Khieu Samphan and Nuon Chea were flown by helicopter from a former rebel stronghold to the capital Phnom Penh to surrender to the Prime Minister, Hun Sen, after he pledged they would not face trial for crimes against humanity.
They were asked by journalists, many of them Cambodians who lost family members, if they felt remorse for causing the deaths of up to 2 million people.
"Yes, sorry, very sorry," Khieu Samphan said. "We would like to apologise and ask our compatriots to forget the past so our nation can concentrate on the future," he said. "Let bygones be bygones."
After the Khmer Rouge revolutionaries emerged victorious in a civil war in 1975 they forced the population into slave labour camps. One Cambodian in five perished from overwork, starvation, disease and executions.
The Khmer Rouge and their chief, Pol Pot, were overthrown in 1979 by the Vietnamese, but spent the next two decades fighting on in the countryside.
Survivors of the "killing fields" yesterday dismissed the apology. Bun Sray, 38, a civil servant, said: "Millions of lives, including 20 of my relatives, were lost under their regime. Now I want to kill their wives and children and then say sorry."
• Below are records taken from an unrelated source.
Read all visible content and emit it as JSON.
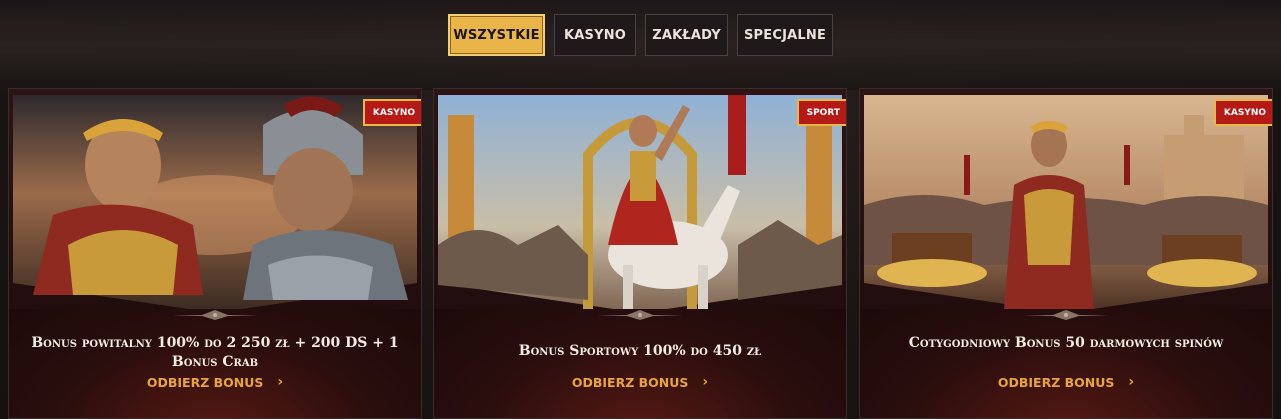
{
  "tabs": [
    {
      "label": "WSZYSTKIE",
      "active": true
    },
    {
      "label": "KASYNO",
      "active": false
    },
    {
      "label": "ZAKŁADY",
      "active": false
    },
    {
      "label": "SPECJALNE",
      "active": false
    }
  ],
  "cards": [
    {
      "badge": "KASYNO",
      "title": "Bonus powitalny 100% do 2 250 zł + 200 DS + 1 Bonus Crab",
      "cta": "ODBIERZ BONUS",
      "cta_icon": "chevron-right-icon"
    },
    {
      "badge": "SPORT",
      "title": "Bonus Sportowy 100% do 450 zł",
      "cta": "ODBIERZ BONUS",
      "cta_icon": "chevron-right-icon"
    },
    {
      "badge": "KASYNO",
      "title": "Cotygodniowy Bonus 50 darmowych spinów",
      "cta": "ODBIERZ BONUS",
      "cta_icon": "chevron-right-icon"
    }
  ],
  "colors": {
    "accent": "#e9b548",
    "badge_red": "#b51a17",
    "cta": "#e8a53a"
  }
}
Keo Rotana, 45, said: "More than 10 of my family were killed in their regime and Khieu Samphan says sorry." (AP)Reuse content